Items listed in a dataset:
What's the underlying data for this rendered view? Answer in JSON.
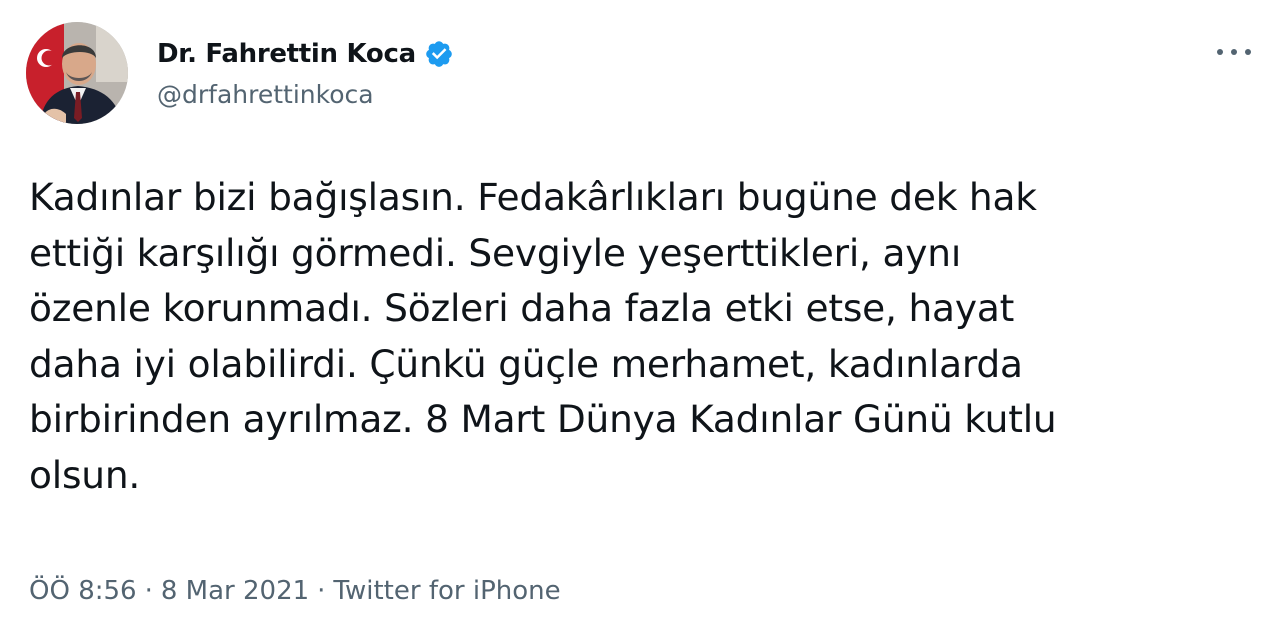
{
  "author": {
    "display_name": "Dr. Fahrettin Koca",
    "handle": "@drfahrettinkoca",
    "verified_icon": "verified-badge-icon"
  },
  "tweet": {
    "text": "Kadınlar bizi bağışlasın. Fedakârlıkları bugüne dek hak\nettiği karşılığı görmedi. Sevgiyle yeşerttikleri, aynı\nözenle korunmadı. Sözleri daha fazla etki etse, hayat\ndaha iyi olabilirdi. Çünkü güçle merhamet, kadınlarda\nbirbirinden ayrılmaz. 8 Mart Dünya Kadınlar Günü kutlu\nolsun.",
    "time": "ÖÖ 8:56",
    "date": "8 Mar 2021",
    "separator": "·",
    "source": "Twitter for iPhone"
  },
  "icons": {
    "more": "more-options-icon"
  },
  "colors": {
    "verified_blue": "#1d9bf0",
    "text_primary": "#0f1419",
    "text_secondary": "#536471"
  }
}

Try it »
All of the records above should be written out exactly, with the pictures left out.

Exercise result »
What's the underlying data for this rendered view? Answer in JSON.
{
  "author": {
    "display_name": "Dr. Fahrettin Koca",
    "handle": "@drfahrettinkoca",
    "verified_icon": "verified-badge-icon"
  },
  "tweet": {
    "text": "Kadınlar bizi bağışlasın. Fedakârlıkları bugüne dek hak\nettiği karşılığı görmedi. Sevgiyle yeşerttikleri, aynı\nözenle korunmadı. Sözleri daha fazla etki etse, hayat\ndaha iyi olabilirdi. Çünkü güçle merhamet, kadınlarda\nbirbirinden ayrılmaz. 8 Mart Dünya Kadınlar Günü kutlu\nolsun.",
    "time": "ÖÖ 8:56",
    "date": "8 Mar 2021",
    "separator": "·",
    "source": "Twitter for iPhone"
  },
  "icons": {
    "more": "more-options-icon"
  },
  "colors": {
    "verified_blue": "#1d9bf0",
    "text_primary": "#0f1419",
    "text_secondary": "#536471"
  }
}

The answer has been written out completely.